I survived, have been cancer-free for more than six years, and am living life to the fullest.
You can, too.
What follows is how it was in 2017
Eight, Eight, and Eight
Eight hours in surgery, eight days in the hospital, and eight weeks for recovery (mostly).
I’m half-way through the latter today.
Opened up with a knife front and back–“foot long” incisions front and side–and in the final phase of tri-modal therapy that included chemotherapy and radiation before surgery, I can tell you the esophagectomy is a really big deal.
But I’m doing quite well, thank you. No infections, recovery on track, and a great report from Pathology.
Eating is well down the road toward its new normal. A good chunk of my old stomach was removed and the pathology report issued while I was still under the knife says the “margin” they took to get all the cancer appears to have been sufficient. But the patched together result is considerably smaller, maybe 25% the capacity of the original, and a toasted everything bagel with cream cheese from Einstein Bros. more than fills the pouch. So I eat to that point, take a half hour break flushing with plenty of liquid as the pouch slowly drains down from the small end, and then finish the bagel.

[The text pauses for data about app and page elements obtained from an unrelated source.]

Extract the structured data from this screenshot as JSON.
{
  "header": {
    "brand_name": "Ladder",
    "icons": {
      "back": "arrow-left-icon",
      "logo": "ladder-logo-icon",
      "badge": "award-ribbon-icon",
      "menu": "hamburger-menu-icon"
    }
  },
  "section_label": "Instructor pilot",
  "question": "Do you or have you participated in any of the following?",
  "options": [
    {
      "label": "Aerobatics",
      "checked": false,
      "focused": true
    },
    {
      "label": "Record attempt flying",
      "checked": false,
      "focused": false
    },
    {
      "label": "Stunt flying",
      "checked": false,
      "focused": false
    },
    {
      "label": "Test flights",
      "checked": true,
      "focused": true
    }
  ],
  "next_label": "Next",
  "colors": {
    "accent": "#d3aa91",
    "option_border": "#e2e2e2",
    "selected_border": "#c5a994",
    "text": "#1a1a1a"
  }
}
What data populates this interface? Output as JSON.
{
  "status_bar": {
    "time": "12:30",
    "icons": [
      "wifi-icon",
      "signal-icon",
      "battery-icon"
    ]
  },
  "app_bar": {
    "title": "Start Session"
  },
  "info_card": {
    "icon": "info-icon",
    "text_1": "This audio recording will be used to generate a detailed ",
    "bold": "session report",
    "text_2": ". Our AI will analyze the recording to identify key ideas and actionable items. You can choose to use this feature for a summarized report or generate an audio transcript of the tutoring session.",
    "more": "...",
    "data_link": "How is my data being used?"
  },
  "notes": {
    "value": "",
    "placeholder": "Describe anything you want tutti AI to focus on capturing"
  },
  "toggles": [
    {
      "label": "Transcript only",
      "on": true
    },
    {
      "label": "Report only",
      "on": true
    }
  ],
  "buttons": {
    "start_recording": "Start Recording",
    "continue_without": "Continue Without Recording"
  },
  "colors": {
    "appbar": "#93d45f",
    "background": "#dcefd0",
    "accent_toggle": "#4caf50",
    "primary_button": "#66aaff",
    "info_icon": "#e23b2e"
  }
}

The surgery cut and shoved some ribs. That means “a deep breath” is out of the question. Can’t be done. A good daily walk helps push this envelope. In the hospital, once around the ward was a challenge but, with the great spring weather in our Phoenix neighborhood, I’m getting close to an hour. Velocity-wise, I’m at “old man’s stroll,” well up from “hit by a Mac truck shamble.”
Other than eating, the other big change is sleeping: on my back with a 30 degree tilt. That’s taking some getting-used-to. This is because the top of the new stomach doesn’t close. It’s basically just an open-mouth vessel, big hole at the top to let food in, and a smaller hole at the bottom to let it dribble into the small intestine. With that arrangement, if I lay it down flat, there’s nothing to keep “stuff” from spilling back out the top of the bag. Hence, the sleep angle.
NASA please note: Zero-gee space flight is off my list, but I’m still available for excursions with artificial gravity.
The only remaining annoyance is a feeding tube. As I worked my stomach from clear liquids through cloudy, semi-liquid and into solid foods, that tube has been used at night to supplement the calorie count. But now that I’m up to eating pretty much anything-in very small doses-I’m hopeful the tube will be removed this week. My weight is down a dozen pounds from pre-surgery and tracking the surgeon’s forecast. The weight loss is expected to continue for another ten or twenty pounds more and then stabilize. Personally, I’m hoping for a sub-200 number. That’d be a 30+ pound loss but the Doc says I should be patient: “Don’t try to get there yet. Give your body time to heal first. Diet later.”
Learning my new stomach is the challenge but I’ll get there. (Ice cream goes down just fine, thank you.)